A finite set of events is **mutually independent** if every event is independent of any intersection of the other events - that is, if and only if for every -element subset of :

Let and be events such that and .

**Definition:** A **random variable**, is a function , that assigns a real value to each outcome in a sample space .

E.g. Suppose a biased coin is flipped times. The sample space is . The function that assigns to each outcome the number of coin tosses that came up heads, is one random variable.

For a random variable we write as shorthand for the probability ). The **distribution** of a random variable is given by the set of pairs .

**Note:** These definitions of a random variable and its distribution are only adequate in the context of **discrete** probability distributions.

Suppose a biased coin comes up heads with probability each time it is tossed. Suppose we repeatedly flip this coin until it comes up heads.

What is the probability that we flip the coin times, for ?

**Answer:** The sample space is . Assuming mutual independence of coin flips, the probability of is . Note that this does define a probability distribution on because:

A random variable , is said to have a **geometric distribution** with parameter , if for all positive integers .

**Recall:** A **random variable** is a function , that assigns a real value to each outcome in a sample space .

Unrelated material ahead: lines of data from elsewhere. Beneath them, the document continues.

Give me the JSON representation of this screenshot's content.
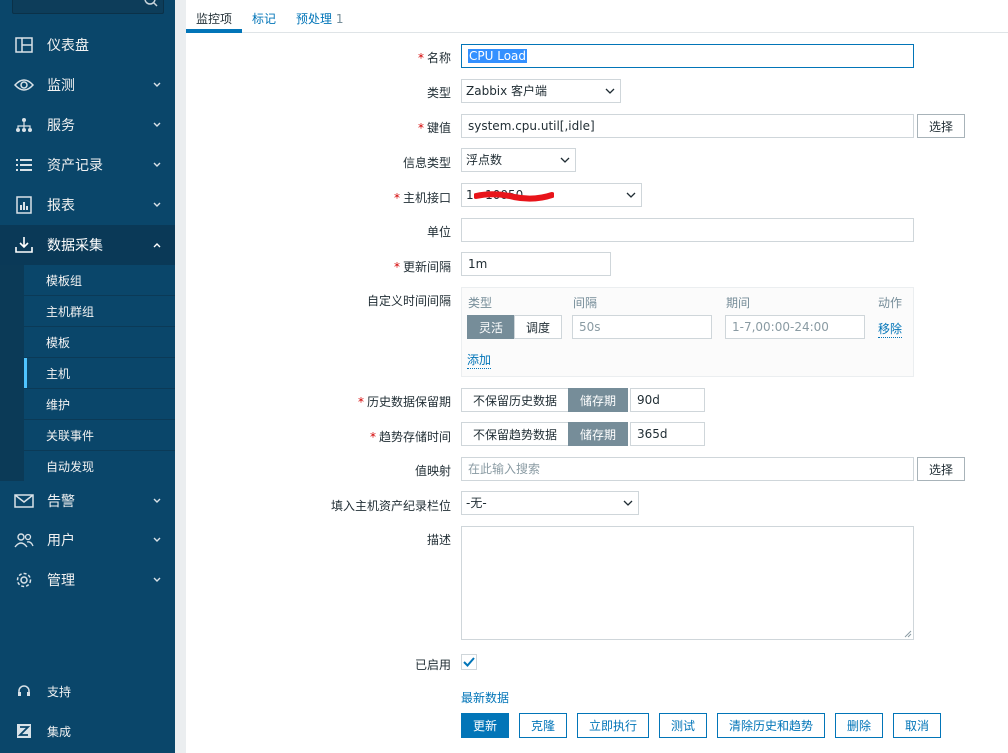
{
  "sidebar": {
    "items": [
      {
        "label": "仪表盘",
        "icon": "dashboard-icon"
      },
      {
        "label": "监测",
        "icon": "eye-icon"
      },
      {
        "label": "服务",
        "icon": "hierarchy-icon"
      },
      {
        "label": "资产记录",
        "icon": "list-icon"
      },
      {
        "label": "报表",
        "icon": "report-icon"
      },
      {
        "label": "数据采集",
        "icon": "download-icon"
      },
      {
        "label": "告警",
        "icon": "envelope-icon"
      },
      {
        "label": "用户",
        "icon": "users-icon"
      },
      {
        "label": "管理",
        "icon": "gear-icon"
      }
    ],
    "submenu": [
      "模板组",
      "主机群组",
      "模板",
      "主机",
      "维护",
      "关联事件",
      "自动发现"
    ],
    "bottom": [
      {
        "label": "支持",
        "icon": "headset-icon"
      },
      {
        "label": "集成",
        "icon": "zabbix-icon"
      }
    ]
  },
  "tabs": {
    "items": [
      "监控项",
      "标记",
      "预处理"
    ],
    "preprocessing_count": "1"
  },
  "form": {
    "name_label": "名称",
    "name_value": "CPU Load",
    "type_label": "类型",
    "type_value": "Zabbix 客户端",
    "key_label": "键值",
    "key_value": "system.cpu.util[,idle]",
    "select_label": "选择",
    "info_type_label": "信息类型",
    "info_type_value": "浮点数",
    "host_interface_label": "主机接口",
    "host_interface_value": "1   10050",
    "units_label": "单位",
    "units_value": "",
    "update_interval_label": "更新间隔",
    "update_interval_value": "1m",
    "custom_intervals_label": "自定义时间间隔",
    "custom_intervals": {
      "col_type": "类型",
      "col_interval": "间隔",
      "col_period": "期间",
      "col_action": "动作",
      "seg_flexible": "灵活",
      "seg_scheduling": "调度",
      "interval_placeholder": "50s",
      "period_placeholder": "1-7,00:00-24:00",
      "remove": "移除",
      "add": "添加"
    },
    "history_label": "历史数据保留期",
    "history_seg_off": "不保留历史数据",
    "history_seg_on": "储存期",
    "history_value": "90d",
    "trends_label": "趋势存储时间",
    "trends_seg_off": "不保留趋势数据",
    "trends_seg_on": "储存期",
    "trends_value": "365d",
    "valuemap_label": "值映射",
    "valuemap_placeholder": "在此输入搜索",
    "inventory_label": "填入主机资产纪录栏位",
    "inventory_value": "-无-",
    "description_label": "描述",
    "description_value": "",
    "enabled_label": "已启用",
    "enabled": true,
    "latest_data": "最新数据"
  },
  "buttons": {
    "update": "更新",
    "clone": "克隆",
    "execute_now": "立即执行",
    "test": "测试",
    "clear_history": "清除历史和趋势",
    "delete": "删除",
    "cancel": "取消"
  },
  "colors": {
    "sidebar_bg": "#0a466a",
    "accent": "#0275b8",
    "required": "#d40000",
    "segment_on": "#768d99"
  }
}
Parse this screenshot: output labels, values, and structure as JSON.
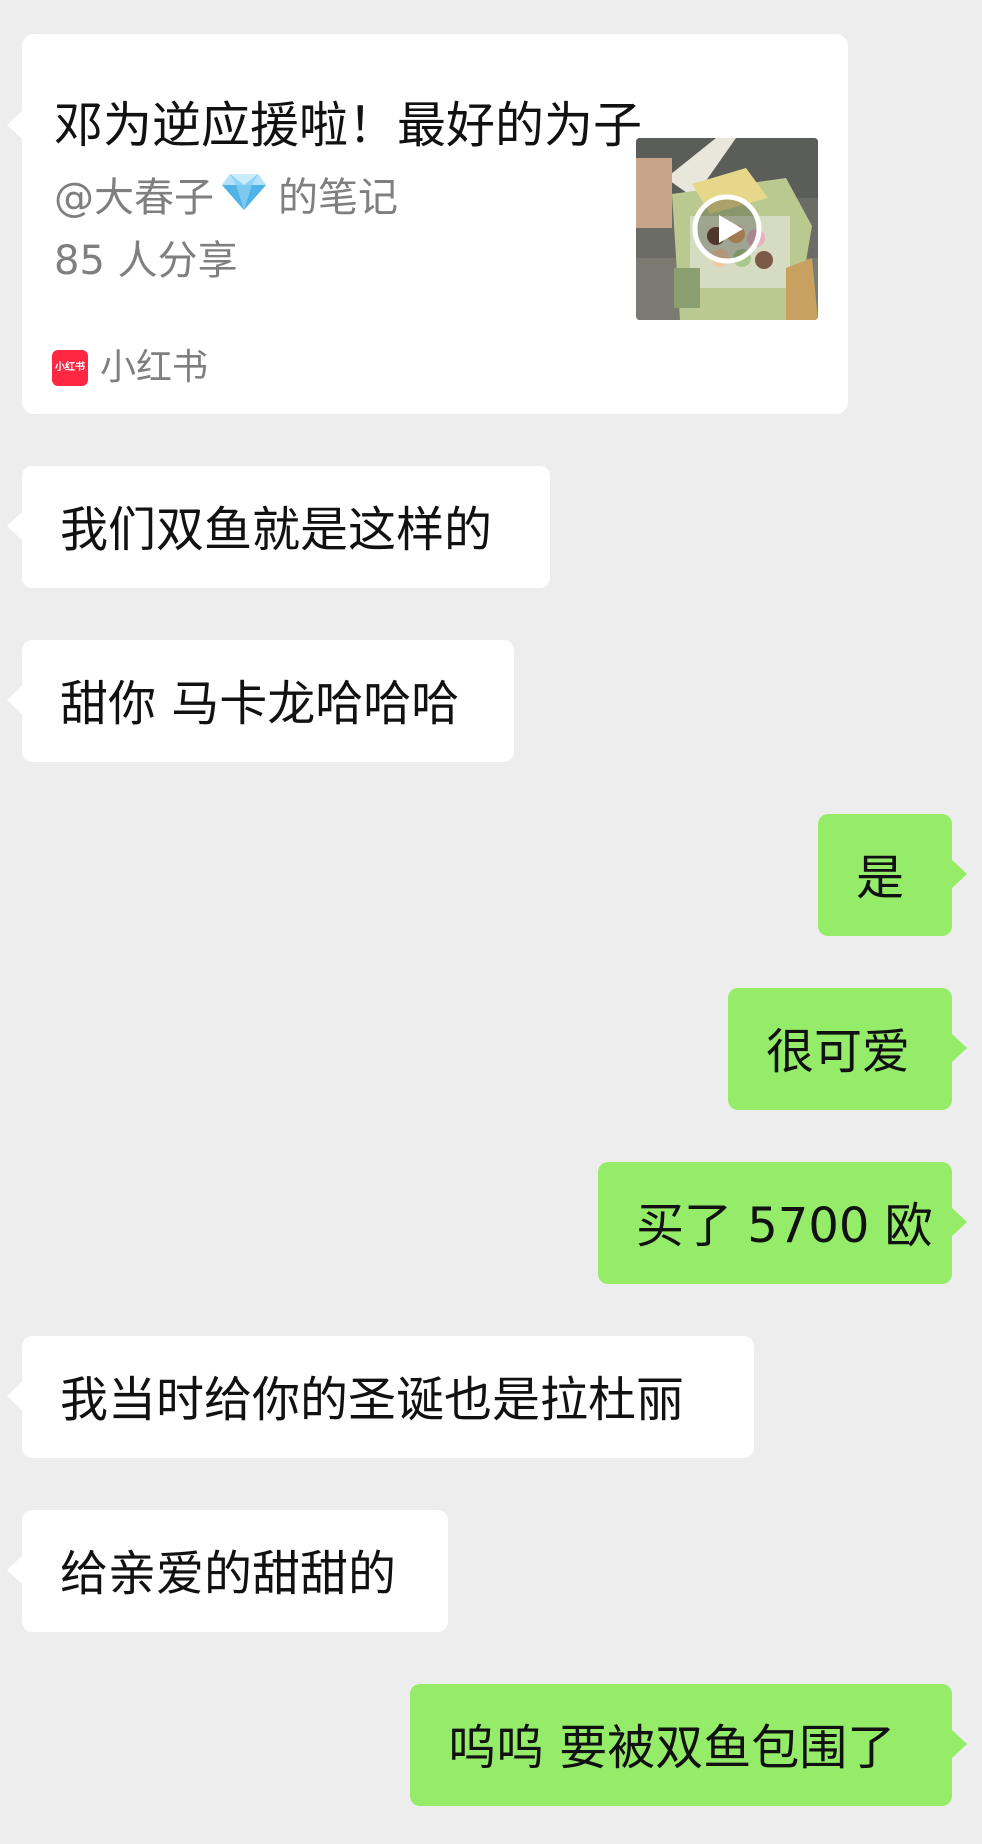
{
  "shared_card": {
    "title": "邓为逆应援啦！最好的为子",
    "author": "@大春子",
    "author_suffix": "的笔记",
    "share_count": "85 人分享",
    "source": "小红书",
    "source_logo_text": "小红书",
    "author_badge_icon": "diamond-icon",
    "thumbnail_overlay_icon": "play-icon"
  },
  "messages": [
    {
      "side": "left",
      "text": "我们双鱼就是这样的"
    },
    {
      "side": "left",
      "text": "甜你 马卡龙哈哈哈"
    },
    {
      "side": "right",
      "text": "是"
    },
    {
      "side": "right",
      "text": "很可爱"
    },
    {
      "side": "right",
      "text": "买了 5700 欧"
    },
    {
      "side": "left",
      "text": "我当时给你的圣诞也是拉杜丽"
    },
    {
      "side": "left",
      "text": "给亲爱的甜甜的"
    },
    {
      "side": "right",
      "text": "呜呜 要被双鱼包围了"
    }
  ],
  "colors": {
    "background": "#ededed",
    "incoming_bubble": "#ffffff",
    "outgoing_bubble": "#95ec69",
    "xiaohongshu_red": "#ff2741",
    "secondary_text": "#7f7f7f"
  }
}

The **expected value** or **expectation** or **mean**, of a random variable , denoted by , is defined by:

Here is the underlying probability distribution on .

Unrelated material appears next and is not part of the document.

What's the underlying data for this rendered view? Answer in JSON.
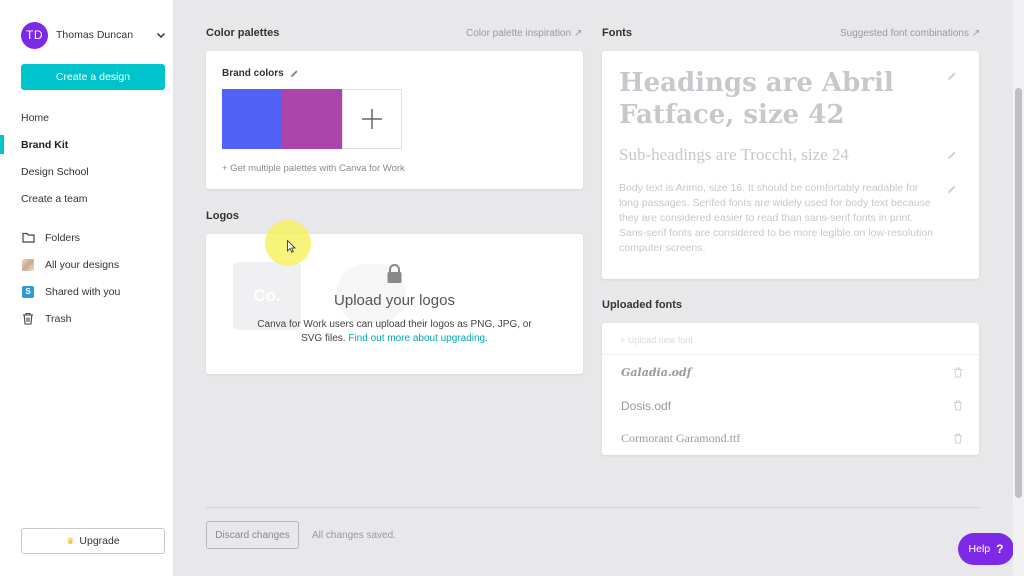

**Question:** Let be the random variable outputting the number that comes up when a **fair die** is rolled. What is the expected value, , of ?

However, sometimes this way can be inefficient for calculating . Take the sample space of 11 coin flips, for example: . Our summation will have terms!

Recall denotes the probability .

Recall that for a function ,

For a random variable ,

, but for each , if we sum all terms such that , we get as their sum. So, summing over all we get .

So, if is small, and if we can compute , then we need to sum a lot fewer terms to calculate .

The expected number of successes in (independent) Bernoulli trials, with probability of success in each, is .

For any random variables on ,

Furthermore, for any ,

In other words, the expectation function is a **linear function**.

The **variance** and **standard deviation** of a random variable give us ways to measure (roughly) on average, how far off the value of the random variable is from its expectation.

For a random variable on a sample space , the **variance** of , denoted by , is defined by:

The **standard deviation** of , denoted by , is defined by

E.g. Consider the random variable , s.t. , and the random variable , s.t. .

Then , but , whereas and .

## Theorem

For any random variable ,

## Proof